━━ Source information

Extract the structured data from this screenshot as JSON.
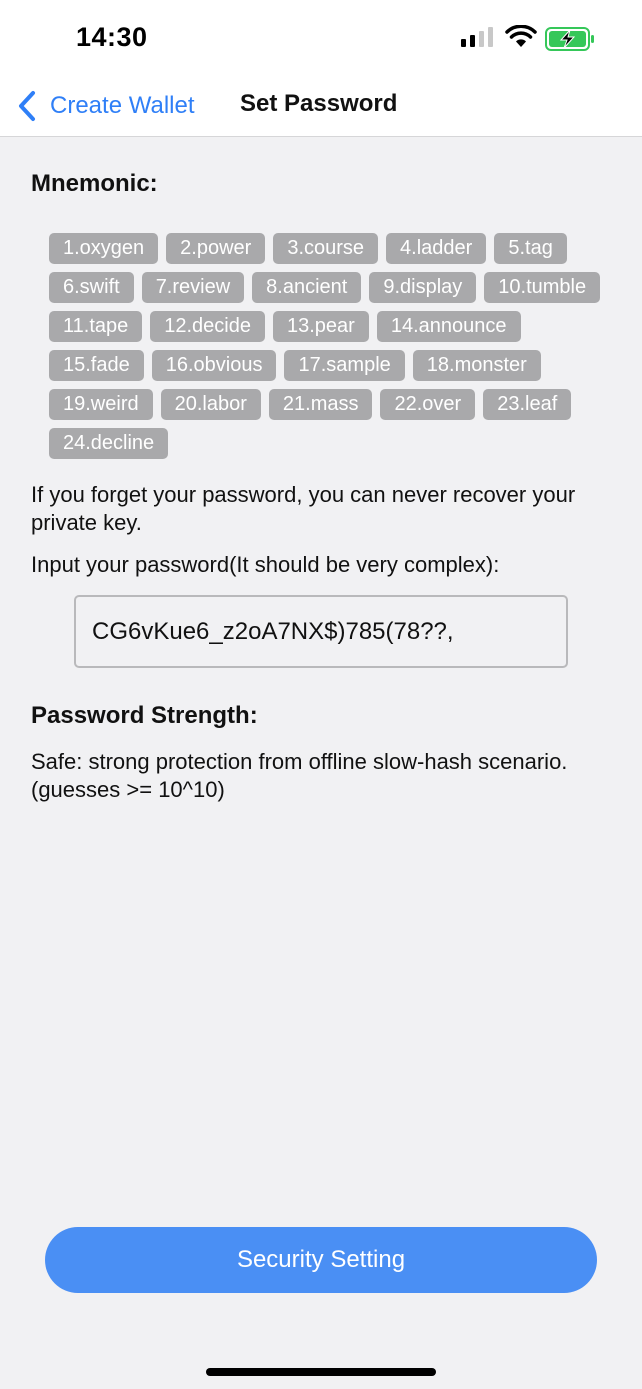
{
  "status_bar": {
    "time": "14:30",
    "signal_icon": "cellular-signal-icon",
    "wifi_icon": "wifi-icon",
    "battery_icon": "battery-charging-icon",
    "battery_color": "#35c759"
  },
  "nav": {
    "back_label": "Create Wallet",
    "title": "Set Password",
    "accent_color": "#2f7ff7"
  },
  "mnemonic": {
    "heading": "Mnemonic:",
    "words": [
      "1.oxygen",
      "2.power",
      "3.course",
      "4.ladder",
      "5.tag",
      "6.swift",
      "7.review",
      "8.ancient",
      "9.display",
      "10.tumble",
      "11.tape",
      "12.decide",
      "13.pear",
      "14.announce",
      "15.fade",
      "16.obvious",
      "17.sample",
      "18.monster",
      "19.weird",
      "20.labor",
      "21.mass",
      "22.over",
      "23.leaf",
      "24.decline"
    ]
  },
  "warning": "If you forget your password, you can never recover your private key.",
  "password": {
    "prompt": "Input your password(It should be very complex):",
    "value": "CG6vKue6_z2oA7NX$)785(78??,"
  },
  "strength": {
    "heading": "Password Strength:",
    "text": "Safe: strong protection from offline slow-hash scenario. (guesses >= 10^10)"
  },
  "action_button": {
    "label": "Security Setting",
    "color": "#4a8ff4"
  }
}
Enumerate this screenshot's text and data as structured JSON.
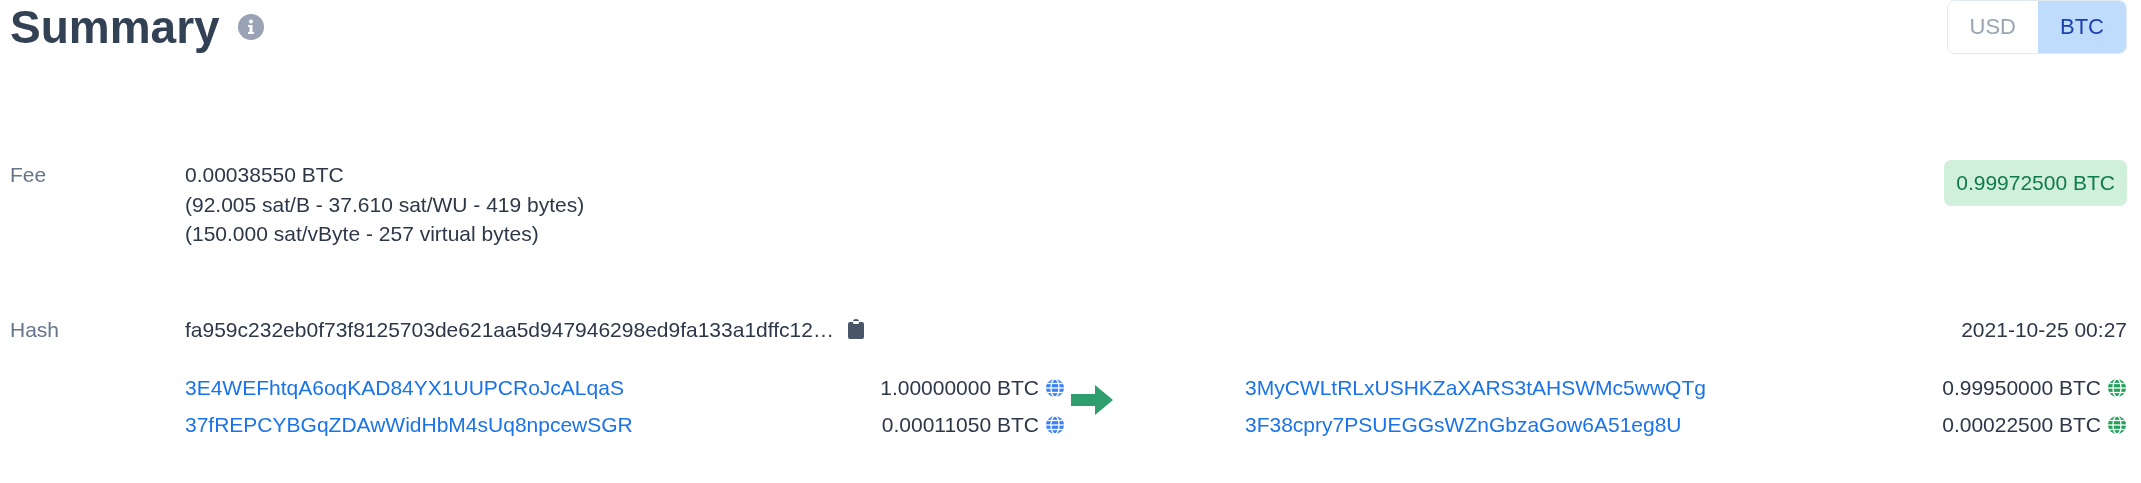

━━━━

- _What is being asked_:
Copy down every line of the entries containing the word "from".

- _Answer below_:
Extract the structured data from this screenshot as JSON.
    "text": "Safe: strong protection from offline slow-hash scenario. (guesses >= 10^10)"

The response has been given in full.